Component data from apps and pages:
+-------+

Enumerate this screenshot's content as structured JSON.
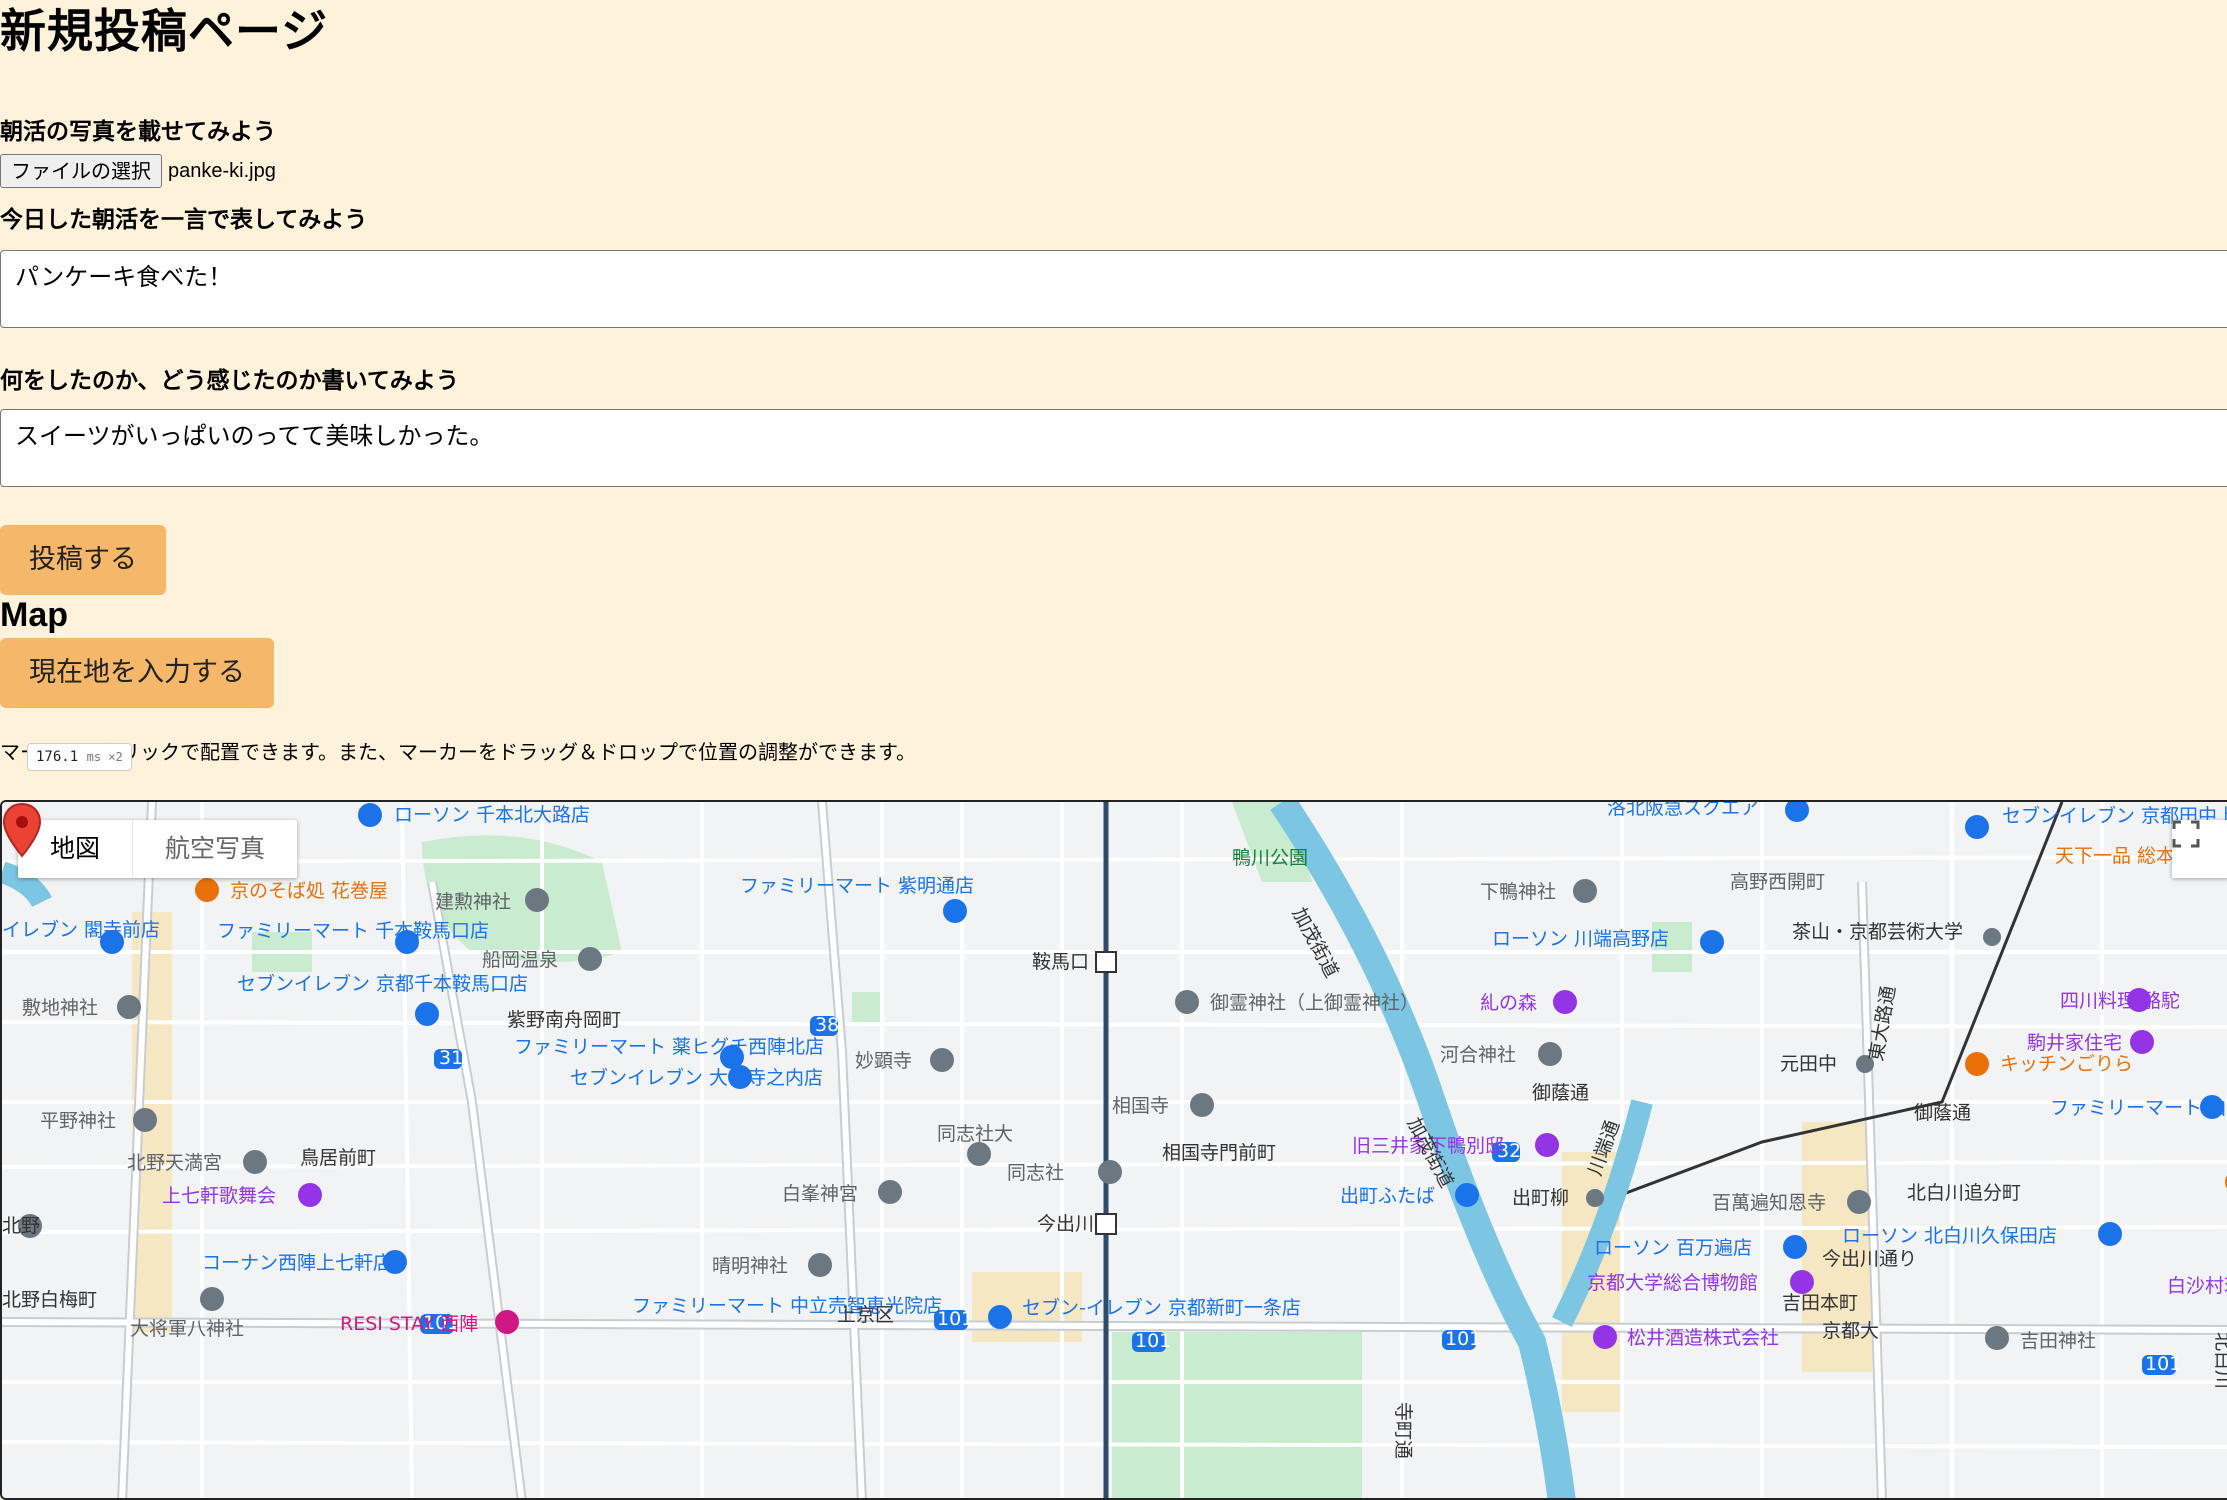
{
  "page": {
    "title": "新規投稿ページ"
  },
  "form": {
    "photo_label": "朝活の写真を載せてみよう",
    "file_button": "ファイルの選択",
    "file_name": "panke-ki.jpg",
    "title_label": "今日した朝活を一言で表してみよう",
    "title_value": "パンケーキ食べた！",
    "body_label": "何をしたのか、どう感じたのか書いてみよう",
    "body_value": "スイーツがいっぱいのってて美味しかった。",
    "submit_label": "投稿する"
  },
  "map_section": {
    "heading": "Map",
    "locate_button": "現在地を入力する",
    "hint": "マーカーはクリックで配置できます。また、マーカーをドラッグ＆ドロップで位置の調整ができます。",
    "perf_value": "176.1",
    "perf_unit": "ms ×2",
    "map_type_options": [
      "地図",
      "航空写真"
    ],
    "selected_map_type": "地図",
    "fullscreen_icon": "fullscreen-icon",
    "marker_icon": "map-pin-icon"
  },
  "map_labels": {
    "l1": "ローソン 千本北大路店",
    "l2": "京のそば処 花巻屋",
    "l3": "建勲神社",
    "l4": "ファミリーマート 紫明通店",
    "l5": "鴨川公園",
    "l6": "洛北阪急スクエア",
    "l7": "セブンイレブン 京都田中上古川町店",
    "l8": "天下一品 総本店",
    "l9": "下鴨神社",
    "l10": "高野西開町",
    "l11": "ファミリーマート 千本鞍馬口店",
    "l12": "イレブン 閣寺前店",
    "l13": "ローソン 川端高野店",
    "l14": "茶山・京都芸術大学",
    "l15": "船岡温泉",
    "l16": "鞍馬口",
    "l17": "敷地神社",
    "l18": "セブンイレブン 京都千本鞍馬口店",
    "l19": "御霊神社（上御霊神社）",
    "l20": "糺の森",
    "l21": "四川料理 駱駝",
    "l22": "紫野南舟岡町",
    "l23": "ファミリーマート 薬ヒグチ西陣北店",
    "l24": "駒井家住宅",
    "l25": "河合神社",
    "l26": "妙顕寺",
    "l27": "元田中",
    "l28": "キッチンごりら",
    "l29": "セブンイレブン 大宮寺之内店",
    "l30": "御蔭通",
    "l31": "相国寺",
    "l32": "平野神社",
    "l33": "ファミリーマート 白川通別当町店",
    "l34": "同志社大",
    "l35": "旧三井家下鴨別邸",
    "l36": "北野天満宮",
    "l37": "鳥居前町",
    "l38": "相国寺門前町",
    "l39": "同志社",
    "l40": "上七軒歌舞会",
    "l41": "白峯神宮",
    "l42": "出町ふたば",
    "l43": "出町柳",
    "l44": "百萬遍知恩寺",
    "l45": "北白川追分町",
    "l46": "今出川",
    "l47": "コーナン西陣上七軒店",
    "l48": "晴明神社",
    "l49": "ローソン 百万遍店",
    "l50": "ローソン 北白川久保田店",
    "l51": "今出川通り",
    "l52": "京都大学総合博物館",
    "l53": "白沙村荘 関雪記",
    "l54": "北野白梅町",
    "l55": "ファミリーマート 中立売智恵光院店",
    "l56": "上京区",
    "l57": "セブン-イレブン 京都新町一条店",
    "l58": "大将軍八神社",
    "l59": "RESI STAY 西陣",
    "l60": "吉田本町",
    "l61": "京都大",
    "l62": "松井酒造株式会社",
    "l63": "吉田神社",
    "l64": "加茂街道",
    "l65": "川端通",
    "l66": "東大路通",
    "l67": "御蔭通",
    "l68": "寺町通",
    "l69": "北白川",
    "l70": "北野",
    "road_101": "101",
    "road_38": "38",
    "road_31": "31",
    "road_32": "32"
  },
  "colors": {
    "background": "#fff2db",
    "button": "#f5b76a",
    "park": "#c9ebcf",
    "river": "#7cc6e3",
    "poi_blue": "#1a73e8",
    "poi_gray": "#6b7781",
    "poi_orange": "#e8710a",
    "poi_purple": "#9334e6",
    "poi_pink": "#d01884",
    "marker": "#ea4335"
  }
}
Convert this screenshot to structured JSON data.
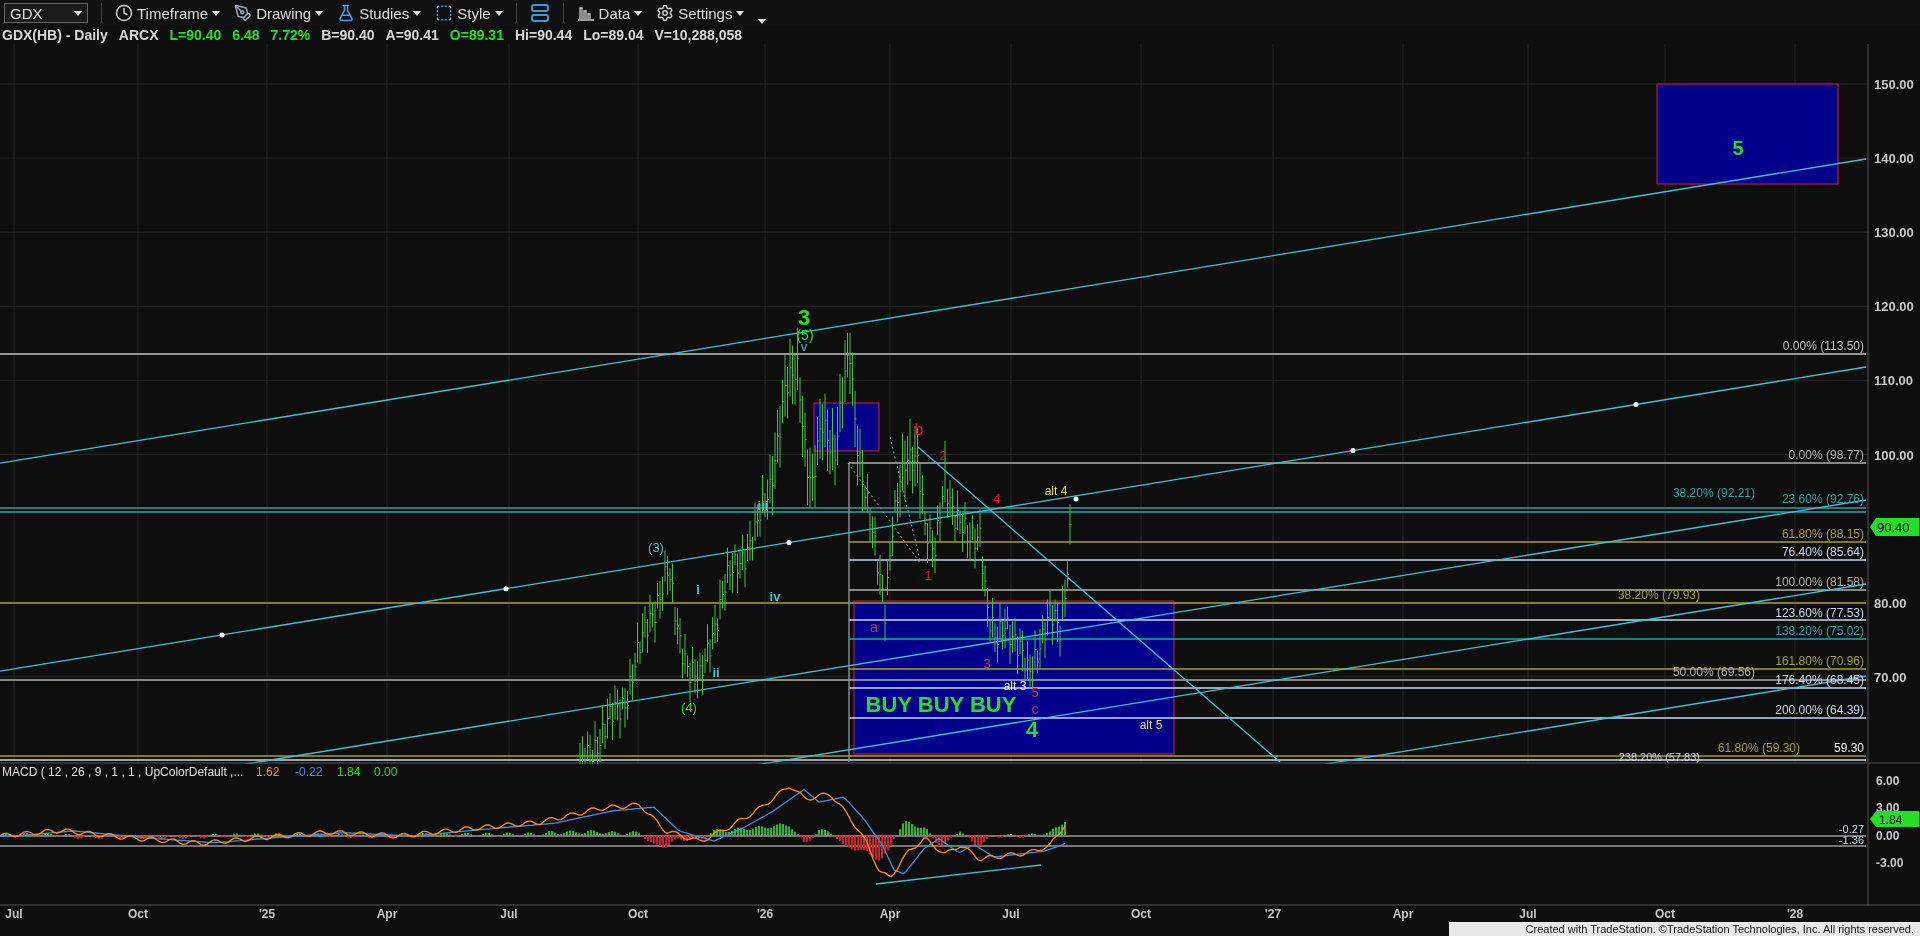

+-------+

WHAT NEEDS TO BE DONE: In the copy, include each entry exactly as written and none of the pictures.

WRITTEN ANSWER:
Enumerate this screenshot's content as structured JSON.
{
  "page": {
    "title": "新規投稿ページ"
  },
  "form": {
    "photo_label": "朝活の写真を載せてみよう",
    "file_button": "ファイルの選択",
    "file_name": "panke-ki.jpg",
    "title_label": "今日した朝活を一言で表してみよう",
    "title_value": "パンケーキ食べた！",
    "body_label": "何をしたのか、どう感じたのか書いてみよう",
    "body_value": "スイーツがいっぱいのってて美味しかった。",
    "submit_label": "投稿する"
  },
  "map_section": {
    "heading": "Map",
    "locate_button": "現在地を入力する",
    "hint": "マーカーはクリックで配置できます。また、マーカーをドラッグ＆ドロップで位置の調整ができます。",
    "perf_value": "176.1",
    "perf_unit": "ms ×2",
    "map_type_options": [
      "地図",
      "航空写真"
    ],
    "selected_map_type": "地図",
    "fullscreen_icon": "fullscreen-icon",
    "marker_icon": "map-pin-icon"
  },
  "map_labels": {
    "l1": "ローソン 千本北大路店",
    "l2": "京のそば処 花巻屋",
    "l3": "建勲神社",
    "l4": "ファミリーマート 紫明通店",
    "l5": "鴨川公園",
    "l6": "洛北阪急スクエア",
    "l7": "セブンイレブン 京都田中上古川町店",
    "l8": "天下一品 総本店",
    "l9": "下鴨神社",
    "l10": "高野西開町",
    "l11": "ファミリーマート 千本鞍馬口店",
    "l12": "イレブン 閣寺前店",
    "l13": "ローソン 川端高野店",
    "l14": "茶山・京都芸術大学",
    "l15": "船岡温泉",
    "l16": "鞍馬口",
    "l17": "敷地神社",
    "l18": "セブンイレブン 京都千本鞍馬口店",
    "l19": "御霊神社（上御霊神社）",
    "l20": "糺の森",
    "l21": "四川料理 駱駝",
    "l22": "紫野南舟岡町",
    "l23": "ファミリーマート 薬ヒグチ西陣北店",
    "l24": "駒井家住宅",
    "l25": "河合神社",
    "l26": "妙顕寺",
    "l27": "元田中",
    "l28": "キッチンごりら",
    "l29": "セブンイレブン 大宮寺之内店",
    "l30": "御蔭通",
    "l31": "相国寺",
    "l32": "平野神社",
    "l33": "ファミリーマート 白川通別当町店",
    "l34": "同志社大",
    "l35": "旧三井家下鴨別邸",
    "l36": "北野天満宮",
    "l37": "鳥居前町",
    "l38": "相国寺門前町",
    "l39": "同志社",
    "l40": "上七軒歌舞会",
    "l41": "白峯神宮",
    "l42": "出町ふたば",
    "l43": "出町柳",
    "l44": "百萬遍知恩寺",
    "l45": "北白川追分町",
    "l46": "今出川",
    "l47": "コーナン西陣上七軒店",
    "l48": "晴明神社",
    "l49": "ローソン 百万遍店",
    "l50": "ローソン 北白川久保田店",
    "l51": "今出川通り",
    "l52": "京都大学総合博物館",
    "l53": "白沙村荘 関雪記",
    "l54": "北野白梅町",
    "l55": "ファミリーマート 中立売智恵光院店",
    "l56": "上京区",
    "l57": "セブン-イレブン 京都新町一条店",
    "l58": "大将軍八神社",
    "l59": "RESI STAY 西陣",
    "l60": "吉田本町",
    "l61": "京都大",
    "l62": "松井酒造株式会社",
    "l63": "吉田神社",
    "l64": "加茂街道",
    "l65": "川端通",
    "l66": "東大路通",
    "l67": "御蔭通",
    "l68": "寺町通",
    "l69": "北白川",
    "l70": "北野",
    "road_101": "101",
    "road_38": "38",
    "road_31": "31",
    "road_32": "32"
  },
  "colors": {
    "background": "#fff2db",
    "button": "#f5b76a",
    "park": "#c9ebcf",
    "river": "#7cc6e3",
    "poi_blue": "#1a73e8",
    "poi_gray": "#6b7781",
    "poi_orange": "#e8710a",
    "poi_purple": "#9334e6",
    "poi_pink": "#d01884",
    "marker": "#ea4335"
  }
}
Convert this screenshot to structured JSON data.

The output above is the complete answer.